=== Aim of the exercise ===
Your output should contain every record, unchanged.

Items from an interface collection
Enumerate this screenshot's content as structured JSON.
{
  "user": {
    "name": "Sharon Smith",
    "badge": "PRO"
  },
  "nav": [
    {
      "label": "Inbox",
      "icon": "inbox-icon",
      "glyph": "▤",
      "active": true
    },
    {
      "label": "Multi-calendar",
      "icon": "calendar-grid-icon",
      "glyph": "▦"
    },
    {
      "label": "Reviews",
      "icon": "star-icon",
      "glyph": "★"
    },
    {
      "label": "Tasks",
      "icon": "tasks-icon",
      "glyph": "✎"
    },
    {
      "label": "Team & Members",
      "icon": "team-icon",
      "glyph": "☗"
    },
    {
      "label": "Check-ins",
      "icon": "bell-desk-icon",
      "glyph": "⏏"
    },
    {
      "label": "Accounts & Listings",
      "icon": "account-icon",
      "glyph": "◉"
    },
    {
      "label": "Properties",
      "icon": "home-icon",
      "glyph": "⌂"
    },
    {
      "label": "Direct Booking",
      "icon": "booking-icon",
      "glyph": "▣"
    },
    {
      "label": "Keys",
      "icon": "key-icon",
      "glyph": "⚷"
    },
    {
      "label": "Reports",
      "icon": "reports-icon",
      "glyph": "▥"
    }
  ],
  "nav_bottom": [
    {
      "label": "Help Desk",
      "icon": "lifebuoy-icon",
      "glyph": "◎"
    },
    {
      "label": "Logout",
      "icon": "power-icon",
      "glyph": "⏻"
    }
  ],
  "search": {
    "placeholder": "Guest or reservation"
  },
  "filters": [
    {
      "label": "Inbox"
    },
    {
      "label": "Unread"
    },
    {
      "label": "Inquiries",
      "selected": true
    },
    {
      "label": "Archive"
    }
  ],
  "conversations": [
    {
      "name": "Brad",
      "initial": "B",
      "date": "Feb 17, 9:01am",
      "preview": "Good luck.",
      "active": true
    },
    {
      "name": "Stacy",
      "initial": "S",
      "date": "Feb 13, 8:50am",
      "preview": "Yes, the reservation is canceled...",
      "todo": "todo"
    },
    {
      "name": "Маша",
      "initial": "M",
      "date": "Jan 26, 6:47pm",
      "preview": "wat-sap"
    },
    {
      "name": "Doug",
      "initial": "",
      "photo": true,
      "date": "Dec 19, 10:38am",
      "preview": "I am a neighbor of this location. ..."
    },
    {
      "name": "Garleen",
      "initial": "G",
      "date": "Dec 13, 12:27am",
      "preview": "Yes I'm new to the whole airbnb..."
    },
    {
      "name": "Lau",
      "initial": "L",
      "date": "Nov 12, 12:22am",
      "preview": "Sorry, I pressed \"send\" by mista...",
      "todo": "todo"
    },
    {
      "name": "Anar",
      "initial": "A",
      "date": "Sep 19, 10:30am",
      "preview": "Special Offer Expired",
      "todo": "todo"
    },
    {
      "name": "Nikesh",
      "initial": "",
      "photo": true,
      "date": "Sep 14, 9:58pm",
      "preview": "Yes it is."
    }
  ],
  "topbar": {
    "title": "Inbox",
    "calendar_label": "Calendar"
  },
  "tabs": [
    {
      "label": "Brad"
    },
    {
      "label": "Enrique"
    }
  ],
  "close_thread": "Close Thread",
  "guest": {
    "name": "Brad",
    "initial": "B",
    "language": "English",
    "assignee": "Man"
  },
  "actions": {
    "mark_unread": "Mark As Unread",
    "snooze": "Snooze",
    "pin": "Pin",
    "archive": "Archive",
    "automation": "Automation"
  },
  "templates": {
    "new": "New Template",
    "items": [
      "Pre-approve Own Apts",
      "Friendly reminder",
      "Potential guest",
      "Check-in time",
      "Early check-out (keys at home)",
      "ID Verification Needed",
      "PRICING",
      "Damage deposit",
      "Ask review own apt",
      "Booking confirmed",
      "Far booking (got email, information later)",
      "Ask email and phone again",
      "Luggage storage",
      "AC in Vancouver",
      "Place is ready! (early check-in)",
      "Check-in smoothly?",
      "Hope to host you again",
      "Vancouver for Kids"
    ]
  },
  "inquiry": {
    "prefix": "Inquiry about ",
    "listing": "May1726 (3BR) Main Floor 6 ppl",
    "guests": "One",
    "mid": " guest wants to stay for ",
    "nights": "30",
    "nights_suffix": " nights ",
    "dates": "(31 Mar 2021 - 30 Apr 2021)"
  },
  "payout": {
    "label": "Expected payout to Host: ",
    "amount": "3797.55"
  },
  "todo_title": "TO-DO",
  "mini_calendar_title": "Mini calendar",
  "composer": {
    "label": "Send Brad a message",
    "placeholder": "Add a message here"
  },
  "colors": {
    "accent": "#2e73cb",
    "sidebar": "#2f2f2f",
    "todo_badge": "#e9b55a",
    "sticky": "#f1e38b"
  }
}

=== Your response ===
Enumerate this screenshot's content as structured JSON.
{
  "user": {
    "name": "Sharon Smith",
    "badge": "PRO"
  },
  "nav": [
    {
      "label": "Inbox",
      "icon": "inbox-icon",
      "glyph": "▤",
      "active": true
    },
    {
      "label": "Multi-calendar",
      "icon": "calendar-grid-icon",
      "glyph": "▦"
    },
    {
      "label": "Reviews",
      "icon": "star-icon",
      "glyph": "★"
    },
    {
      "label": "Tasks",
      "icon": "tasks-icon",
      "glyph": "✎"
    },
    {
      "label": "Team & Members",
      "icon": "team-icon",
      "glyph": "☗"
    },
    {
      "label": "Check-ins",
      "icon": "bell-desk-icon",
      "glyph": "⏏"
    },
    {
      "label": "Accounts & Listings",
      "icon": "account-icon",
      "glyph": "◉"
    },
    {
      "label": "Properties",
      "icon": "home-icon",
      "glyph": "⌂"
    },
    {
      "label": "Direct Booking",
      "icon": "booking-icon",
      "glyph": "▣"
    },
    {
      "label": "Keys",
      "icon": "key-icon",
      "glyph": "⚷"
    },
    {
      "label": "Reports",
      "icon": "reports-icon",
      "glyph": "▥"
    }
  ],
  "nav_bottom": [
    {
      "label": "Help Desk",
      "icon": "lifebuoy-icon",
      "glyph": "◎"
    },
    {
      "label": "Logout",
      "icon": "power-icon",
      "glyph": "⏻"
    }
  ],
  "search": {
    "placeholder": "Guest or reservation"
  },
  "filters": [
    {
      "label": "Inbox"
    },
    {
      "label": "Unread"
    },
    {
      "label": "Inquiries",
      "selected": true
    },
    {
      "label": "Archive"
    }
  ],
  "conversations": [
    {
      "name": "Brad",
      "initial": "B",
      "date": "Feb 17, 9:01am",
      "preview": "Good luck.",
      "active": true
    },
    {
      "name": "Stacy",
      "initial": "S",
      "date": "Feb 13, 8:50am",
      "preview": "Yes, the reservation is canceled...",
      "todo": "todo"
    },
    {
      "name": "Маша",
      "initial": "M",
      "date": "Jan 26, 6:47pm",
      "preview": "wat-sap"
    },
    {
      "name": "Doug",
      "initial": "",
      "photo": true,
      "date": "Dec 19, 10:38am",
      "preview": "I am a neighbor of this location. ..."
    },
    {
      "name": "Garleen",
      "initial": "G",
      "date": "Dec 13, 12:27am",
      "preview": "Yes I'm new to the whole airbnb..."
    },
    {
      "name": "Lau",
      "initial": "L",
      "date": "Nov 12, 12:22am",
      "preview": "Sorry, I pressed \"send\" by mista...",
      "todo": "todo"
    },
    {
      "name": "Anar",
      "initial": "A",
      "date": "Sep 19, 10:30am",
      "preview": "Special Offer Expired",
      "todo": "todo"
    },
    {
      "name": "Nikesh",
      "initial": "",
      "photo": true,
      "date": "Sep 14, 9:58pm",
      "preview": "Yes it is."
    }
  ],
  "topbar": {
    "title": "Inbox",
    "calendar_label": "Calendar"
  },
  "tabs": [
    {
      "label": "Brad"
    },
    {
      "label": "Enrique"
    }
  ],
  "close_thread": "Close Thread",
  "guest": {
    "name": "Brad",
    "initial": "B",
    "language": "English",
    "assignee": "Man"
  },
  "actions": {
    "mark_unread": "Mark As Unread",
    "snooze": "Snooze",
    "pin": "Pin",
    "archive": "Archive",
    "automation": "Automation"
  },
  "templates": {
    "new": "New Template",
    "items": [
      "Pre-approve Own Apts",
      "Friendly reminder",
      "Potential guest",
      "Check-in time",
      "Early check-out (keys at home)",
      "ID Verification Needed",
      "PRICING",
      "Damage deposit",
      "Ask review own apt",
      "Booking confirmed",
      "Far booking (got email, information later)",
      "Ask email and phone again",
      "Luggage storage",
      "AC in Vancouver",
      "Place is ready! (early check-in)",
      "Check-in smoothly?",
      "Hope to host you again",
      "Vancouver for Kids"
    ]
  },
  "inquiry": {
    "prefix": "Inquiry about ",
    "listing": "May1726 (3BR) Main Floor 6 ppl",
    "guests": "One",
    "mid": " guest wants to stay for ",
    "nights": "30",
    "nights_suffix": " nights ",
    "dates": "(31 Mar 2021 - 30 Apr 2021)"
  },
  "payout": {
    "label": "Expected payout to Host: ",
    "amount": "3797.55"
  },
  "todo_title": "TO-DO",
  "mini_calendar_title": "Mini calendar",
  "composer": {
    "label": "Send Brad a message",
    "placeholder": "Add a message here"
  },
  "colors": {
    "accent": "#2e73cb",
    "sidebar": "#2f2f2f",
    "todo_badge": "#e9b55a",
    "sticky": "#f1e38b"
  }
}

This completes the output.